Every line below must be given again exactly.

Component data from apps and pages

•••••

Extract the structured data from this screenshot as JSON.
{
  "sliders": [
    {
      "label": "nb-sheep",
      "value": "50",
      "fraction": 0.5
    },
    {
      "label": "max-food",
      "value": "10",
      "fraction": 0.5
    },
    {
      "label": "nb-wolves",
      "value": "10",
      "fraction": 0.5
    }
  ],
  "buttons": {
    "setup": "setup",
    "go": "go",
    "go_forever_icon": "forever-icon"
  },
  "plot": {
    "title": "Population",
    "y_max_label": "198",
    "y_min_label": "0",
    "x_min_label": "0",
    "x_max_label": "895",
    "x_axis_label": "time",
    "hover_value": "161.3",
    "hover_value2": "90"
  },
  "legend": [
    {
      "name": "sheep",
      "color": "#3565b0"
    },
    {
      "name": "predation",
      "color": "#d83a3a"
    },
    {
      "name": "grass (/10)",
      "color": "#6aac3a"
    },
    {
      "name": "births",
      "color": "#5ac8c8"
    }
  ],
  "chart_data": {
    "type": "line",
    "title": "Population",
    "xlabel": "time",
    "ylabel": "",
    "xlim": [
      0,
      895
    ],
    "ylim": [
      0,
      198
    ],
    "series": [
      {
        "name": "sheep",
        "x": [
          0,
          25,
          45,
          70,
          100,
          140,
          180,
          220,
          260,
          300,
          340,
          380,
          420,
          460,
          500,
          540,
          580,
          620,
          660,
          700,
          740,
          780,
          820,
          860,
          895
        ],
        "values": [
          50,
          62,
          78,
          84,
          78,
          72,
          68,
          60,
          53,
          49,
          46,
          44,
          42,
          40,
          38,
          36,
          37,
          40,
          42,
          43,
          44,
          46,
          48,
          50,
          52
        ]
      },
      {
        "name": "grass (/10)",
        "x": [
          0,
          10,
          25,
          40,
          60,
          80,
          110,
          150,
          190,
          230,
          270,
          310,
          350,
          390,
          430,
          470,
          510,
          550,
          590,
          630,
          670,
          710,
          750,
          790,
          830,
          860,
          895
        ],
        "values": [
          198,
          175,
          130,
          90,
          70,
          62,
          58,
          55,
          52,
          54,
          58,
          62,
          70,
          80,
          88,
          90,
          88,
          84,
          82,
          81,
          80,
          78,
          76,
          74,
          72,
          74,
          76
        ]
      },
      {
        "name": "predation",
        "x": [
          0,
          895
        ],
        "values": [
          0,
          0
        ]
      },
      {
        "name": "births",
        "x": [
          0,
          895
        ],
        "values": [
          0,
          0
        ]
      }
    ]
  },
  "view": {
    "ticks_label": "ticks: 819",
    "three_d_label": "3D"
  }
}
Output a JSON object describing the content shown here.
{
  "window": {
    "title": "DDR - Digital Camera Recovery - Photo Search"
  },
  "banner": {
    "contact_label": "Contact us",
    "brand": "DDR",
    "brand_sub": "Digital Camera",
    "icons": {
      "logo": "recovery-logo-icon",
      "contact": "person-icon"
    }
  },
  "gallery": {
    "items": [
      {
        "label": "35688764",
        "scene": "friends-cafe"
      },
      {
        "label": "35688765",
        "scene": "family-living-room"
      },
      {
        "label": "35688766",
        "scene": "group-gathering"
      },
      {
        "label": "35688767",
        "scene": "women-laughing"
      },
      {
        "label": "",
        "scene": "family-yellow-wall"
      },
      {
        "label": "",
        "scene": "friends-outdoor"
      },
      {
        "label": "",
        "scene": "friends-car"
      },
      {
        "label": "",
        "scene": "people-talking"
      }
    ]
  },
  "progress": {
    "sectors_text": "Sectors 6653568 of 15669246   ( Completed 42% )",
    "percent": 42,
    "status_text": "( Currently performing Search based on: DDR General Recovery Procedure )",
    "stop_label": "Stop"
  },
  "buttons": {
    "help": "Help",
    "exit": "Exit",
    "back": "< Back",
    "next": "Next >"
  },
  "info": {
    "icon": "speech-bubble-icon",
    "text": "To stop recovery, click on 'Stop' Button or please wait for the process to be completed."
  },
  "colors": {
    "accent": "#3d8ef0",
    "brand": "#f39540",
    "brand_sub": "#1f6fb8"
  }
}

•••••

Output for this task
Extract the structured data from this screenshot as JSON.
{
  "sliders": [
    {
      "label": "nb-sheep",
      "value": "50",
      "fraction": 0.5
    },
    {
      "label": "max-food",
      "value": "10",
      "fraction": 0.5
    },
    {
      "label": "nb-wolves",
      "value": "10",
      "fraction": 0.5
    }
  ],
  "buttons": {
    "setup": "setup",
    "go": "go",
    "go_forever_icon": "forever-icon"
  },
  "plot": {
    "title": "Population",
    "y_max_label": "198",
    "y_min_label": "0",
    "x_min_label": "0",
    "x_max_label": "895",
    "x_axis_label": "time",
    "hover_value": "161.3",
    "hover_value2": "90"
  },
  "legend": [
    {
      "name": "sheep",
      "color": "#3565b0"
    },
    {
      "name": "predation",
      "color": "#d83a3a"
    },
    {
      "name": "grass (/10)",
      "color": "#6aac3a"
    },
    {
      "name": "births",
      "color": "#5ac8c8"
    }
  ],
  "chart_data": {
    "type": "line",
    "title": "Population",
    "xlabel": "time",
    "ylabel": "",
    "xlim": [
      0,
      895
    ],
    "ylim": [
      0,
      198
    ],
    "series": [
      {
        "name": "sheep",
        "x": [
          0,
          25,
          45,
          70,
          100,
          140,
          180,
          220,
          260,
          300,
          340,
          380,
          420,
          460,
          500,
          540,
          580,
          620,
          660,
          700,
          740,
          780,
          820,
          860,
          895
        ],
        "values": [
          50,
          62,
          78,
          84,
          78,
          72,
          68,
          60,
          53,
          49,
          46,
          44,
          42,
          40,
          38,
          36,
          37,
          40,
          42,
          43,
          44,
          46,
          48,
          50,
          52
        ]
      },
      {
        "name": "grass (/10)",
        "x": [
          0,
          10,
          25,
          40,
          60,
          80,
          110,
          150,
          190,
          230,
          270,
          310,
          350,
          390,
          430,
          470,
          510,
          550,
          590,
          630,
          670,
          710,
          750,
          790,
          830,
          860,
          895
        ],
        "values": [
          198,
          175,
          130,
          90,
          70,
          62,
          58,
          55,
          52,
          54,
          58,
          62,
          70,
          80,
          88,
          90,
          88,
          84,
          82,
          81,
          80,
          78,
          76,
          74,
          72,
          74,
          76
        ]
      },
      {
        "name": "predation",
        "x": [
          0,
          895
        ],
        "values": [
          0,
          0
        ]
      },
      {
        "name": "births",
        "x": [
          0,
          895
        ],
        "values": [
          0,
          0
        ]
      }
    ]
  },
  "view": {
    "ticks_label": "ticks: 819",
    "three_d_label": "3D"
  }
}
Output a JSON object describing the content shown here.
{
  "window": {
    "title": "DDR - Digital Camera Recovery - Photo Search"
  },
  "banner": {
    "contact_label": "Contact us",
    "brand": "DDR",
    "brand_sub": "Digital Camera",
    "icons": {
      "logo": "recovery-logo-icon",
      "contact": "person-icon"
    }
  },
  "gallery": {
    "items": [
      {
        "label": "35688764",
        "scene": "friends-cafe"
      },
      {
        "label": "35688765",
        "scene": "family-living-room"
      },
      {
        "label": "35688766",
        "scene": "group-gathering"
      },
      {
        "label": "35688767",
        "scene": "women-laughing"
      },
      {
        "label": "",
        "scene": "family-yellow-wall"
      },
      {
        "label": "",
        "scene": "friends-outdoor"
      },
      {
        "label": "",
        "scene": "friends-car"
      },
      {
        "label": "",
        "scene": "people-talking"
      }
    ]
  },
  "progress": {
    "sectors_text": "Sectors 6653568 of 15669246   ( Completed 42% )",
    "percent": 42,
    "status_text": "( Currently performing Search based on: DDR General Recovery Procedure )",
    "stop_label": "Stop"
  },
  "buttons": {
    "help": "Help",
    "exit": "Exit",
    "back": "< Back",
    "next": "Next >"
  },
  "info": {
    "icon": "speech-bubble-icon",
    "text": "To stop recovery, click on 'Stop' Button or please wait for the process to be completed."
  },
  "colors": {
    "accent": "#3d8ef0",
    "brand": "#f39540",
    "brand_sub": "#1f6fb8"
  }
}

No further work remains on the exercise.